June saw Mongolia hit by the highest temperatures it has experienced in 56 years, leaving one-third of its farmland suffering from severe drought. Agriculture officials said on July 29 that the impact on crops meant that they had been forced to ban grain exports so that adequate preparations could be made to deal with a shortfall in the autumn harvest. Mongolia needs grain to support livestock through its notoriously long and cold winter, which brings freezing temperatures and heavy snowfall. One-third of the Mongolian population are herders, usually semi-nomadic.
Temperatures in Mongolia have risen by two degrees Celsius in the last 70 years, three times faster than the global average, the United Nations Environment Programme says. That has brought about rising desertification rates, the melting of glaciers and drying rivers and lakes, threatening livelihoods.
Mongolia’s Information and Research Institute of Meteorology, Hydrology and the Environment said central and eastern Mongolia were most affected by the scorching weather.

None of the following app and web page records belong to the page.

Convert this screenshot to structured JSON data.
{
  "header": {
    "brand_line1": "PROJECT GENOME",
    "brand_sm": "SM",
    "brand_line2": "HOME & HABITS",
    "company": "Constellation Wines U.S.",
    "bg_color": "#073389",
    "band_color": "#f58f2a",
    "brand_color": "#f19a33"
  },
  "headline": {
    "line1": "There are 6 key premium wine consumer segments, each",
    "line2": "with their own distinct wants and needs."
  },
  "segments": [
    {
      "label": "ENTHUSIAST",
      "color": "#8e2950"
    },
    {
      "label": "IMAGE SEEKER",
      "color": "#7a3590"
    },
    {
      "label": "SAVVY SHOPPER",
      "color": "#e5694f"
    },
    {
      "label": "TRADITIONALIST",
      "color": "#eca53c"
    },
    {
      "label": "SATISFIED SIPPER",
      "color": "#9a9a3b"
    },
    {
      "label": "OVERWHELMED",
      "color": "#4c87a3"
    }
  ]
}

Another difficulty brought about by the punishing climate are wildfires. In early July, such fires that broke out amid Mongolia's fragile steppe and desert environment in the north caused wind-blown thick acrid clouds to blanket the capital Ulaanbaatar, according to Reuters.
Grain exports do not yet make up a significant portion of Mongolia’s overall exports, but the government needs to push them up to shield the economy from further volatility caused by swings in global commodity prices.
A boom in FDI in commodities helped Mongolia rack up astronomical GDP growth of 17.5% in 2011. But stalled talks over the underground development of the Oyu Tolgoi open pit and underground copper and gold mine during 2013-2015 and the subsequent freefall in commodity prices badly impacted the economy, shrinking growth to just 1% in 2016.
The IMF has agreed a bailout package with Mongolia worth $5.5bn, equivalent to half the mining-dependent nation’s GDP. The decline in copper and coal prices and falling demand from China had sparked concerns that Mongolia would not be able to honour debt payment deadlines. To be accepted into the IMF’s three-year Extended Fund Facility program, Mongolia’s government had to backtrack on many election promises, and instead sanction tax rises, a meaner social safety net, frozen public-sector wages and a raised retirement age.